**Work order**
Reproduce the entries exactly. Omit none of them.

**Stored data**
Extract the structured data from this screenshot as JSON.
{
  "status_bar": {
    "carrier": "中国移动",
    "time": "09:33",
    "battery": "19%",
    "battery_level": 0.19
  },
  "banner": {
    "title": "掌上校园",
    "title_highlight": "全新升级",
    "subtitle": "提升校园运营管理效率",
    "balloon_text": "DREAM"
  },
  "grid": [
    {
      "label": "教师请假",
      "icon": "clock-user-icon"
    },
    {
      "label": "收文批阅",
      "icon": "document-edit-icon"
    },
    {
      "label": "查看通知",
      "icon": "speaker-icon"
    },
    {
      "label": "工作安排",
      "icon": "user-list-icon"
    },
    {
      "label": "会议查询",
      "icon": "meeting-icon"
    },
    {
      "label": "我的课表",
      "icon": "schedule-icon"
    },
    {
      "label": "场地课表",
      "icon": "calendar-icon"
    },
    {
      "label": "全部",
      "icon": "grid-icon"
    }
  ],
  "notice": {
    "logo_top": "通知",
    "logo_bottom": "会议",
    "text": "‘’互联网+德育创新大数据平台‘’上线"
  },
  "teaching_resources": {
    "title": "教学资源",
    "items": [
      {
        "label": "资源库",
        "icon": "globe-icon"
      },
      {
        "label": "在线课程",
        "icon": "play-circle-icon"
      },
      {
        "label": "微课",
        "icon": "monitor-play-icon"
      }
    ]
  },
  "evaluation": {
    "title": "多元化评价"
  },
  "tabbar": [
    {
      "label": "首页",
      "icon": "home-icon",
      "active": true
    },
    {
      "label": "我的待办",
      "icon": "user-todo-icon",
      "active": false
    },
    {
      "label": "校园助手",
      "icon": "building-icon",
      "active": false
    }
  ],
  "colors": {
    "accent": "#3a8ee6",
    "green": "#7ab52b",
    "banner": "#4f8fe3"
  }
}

**Completed task**
Extract the structured data from this screenshot as JSON.
{
  "status_bar": {
    "carrier": "中国移动",
    "time": "09:33",
    "battery": "19%",
    "battery_level": 0.19
  },
  "banner": {
    "title": "掌上校园",
    "title_highlight": "全新升级",
    "subtitle": "提升校园运营管理效率",
    "balloon_text": "DREAM"
  },
  "grid": [
    {
      "label": "教师请假",
      "icon": "clock-user-icon"
    },
    {
      "label": "收文批阅",
      "icon": "document-edit-icon"
    },
    {
      "label": "查看通知",
      "icon": "speaker-icon"
    },
    {
      "label": "工作安排",
      "icon": "user-list-icon"
    },
    {
      "label": "会议查询",
      "icon": "meeting-icon"
    },
    {
      "label": "我的课表",
      "icon": "schedule-icon"
    },
    {
      "label": "场地课表",
      "icon": "calendar-icon"
    },
    {
      "label": "全部",
      "icon": "grid-icon"
    }
  ],
  "notice": {
    "logo_top": "通知",
    "logo_bottom": "会议",
    "text": "‘’互联网+德育创新大数据平台‘’上线"
  },
  "teaching_resources": {
    "title": "教学资源",
    "items": [
      {
        "label": "资源库",
        "icon": "globe-icon"
      },
      {
        "label": "在线课程",
        "icon": "play-circle-icon"
      },
      {
        "label": "微课",
        "icon": "monitor-play-icon"
      }
    ]
  },
  "evaluation": {
    "title": "多元化评价"
  },
  "tabbar": [
    {
      "label": "首页",
      "icon": "home-icon",
      "active": true
    },
    {
      "label": "我的待办",
      "icon": "user-todo-icon",
      "active": false
    },
    {
      "label": "校园助手",
      "icon": "building-icon",
      "active": false
    }
  ],
  "colors": {
    "accent": "#3a8ee6",
    "green": "#7ab52b",
    "banner": "#4f8fe3"
  }
}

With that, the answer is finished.